── Dataset entries ──

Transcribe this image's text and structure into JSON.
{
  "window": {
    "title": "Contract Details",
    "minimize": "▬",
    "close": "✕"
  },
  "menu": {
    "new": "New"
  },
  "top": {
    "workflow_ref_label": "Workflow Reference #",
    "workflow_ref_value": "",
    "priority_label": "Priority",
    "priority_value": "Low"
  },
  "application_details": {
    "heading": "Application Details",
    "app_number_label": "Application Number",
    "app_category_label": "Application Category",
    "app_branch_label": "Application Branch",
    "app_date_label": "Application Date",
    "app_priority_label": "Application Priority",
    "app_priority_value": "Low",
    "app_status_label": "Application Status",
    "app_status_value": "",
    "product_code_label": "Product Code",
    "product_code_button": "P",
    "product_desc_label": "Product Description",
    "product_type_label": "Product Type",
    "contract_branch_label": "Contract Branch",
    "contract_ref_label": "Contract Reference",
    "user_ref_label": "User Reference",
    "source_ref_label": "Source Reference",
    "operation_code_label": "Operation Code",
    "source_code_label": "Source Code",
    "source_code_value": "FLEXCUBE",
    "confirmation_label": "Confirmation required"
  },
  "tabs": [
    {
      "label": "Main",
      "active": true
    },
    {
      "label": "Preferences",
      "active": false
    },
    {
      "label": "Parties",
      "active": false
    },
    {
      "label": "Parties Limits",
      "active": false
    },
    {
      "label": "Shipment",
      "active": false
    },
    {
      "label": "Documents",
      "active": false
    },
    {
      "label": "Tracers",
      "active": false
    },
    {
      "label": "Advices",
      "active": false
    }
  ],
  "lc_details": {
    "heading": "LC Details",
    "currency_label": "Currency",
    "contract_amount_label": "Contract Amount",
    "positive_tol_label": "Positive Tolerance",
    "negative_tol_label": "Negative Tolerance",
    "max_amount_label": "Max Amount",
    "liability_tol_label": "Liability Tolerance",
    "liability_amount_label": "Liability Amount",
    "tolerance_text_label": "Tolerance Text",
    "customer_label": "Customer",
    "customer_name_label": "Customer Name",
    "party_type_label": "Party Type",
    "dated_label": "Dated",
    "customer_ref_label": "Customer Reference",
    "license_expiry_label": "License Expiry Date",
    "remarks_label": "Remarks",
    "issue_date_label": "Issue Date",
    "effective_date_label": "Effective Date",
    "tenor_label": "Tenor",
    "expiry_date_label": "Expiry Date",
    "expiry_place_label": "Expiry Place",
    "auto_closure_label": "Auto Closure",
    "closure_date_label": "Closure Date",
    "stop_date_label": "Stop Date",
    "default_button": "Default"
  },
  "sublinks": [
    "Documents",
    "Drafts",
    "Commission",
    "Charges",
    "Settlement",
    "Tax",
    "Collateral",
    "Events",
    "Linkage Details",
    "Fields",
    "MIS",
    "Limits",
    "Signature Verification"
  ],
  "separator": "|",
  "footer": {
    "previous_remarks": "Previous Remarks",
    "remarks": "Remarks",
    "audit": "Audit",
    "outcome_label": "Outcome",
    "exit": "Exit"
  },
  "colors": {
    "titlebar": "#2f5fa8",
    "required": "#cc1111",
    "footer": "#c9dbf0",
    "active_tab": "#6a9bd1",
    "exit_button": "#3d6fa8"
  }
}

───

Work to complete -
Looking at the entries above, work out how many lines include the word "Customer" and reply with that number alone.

Completed exercise -
3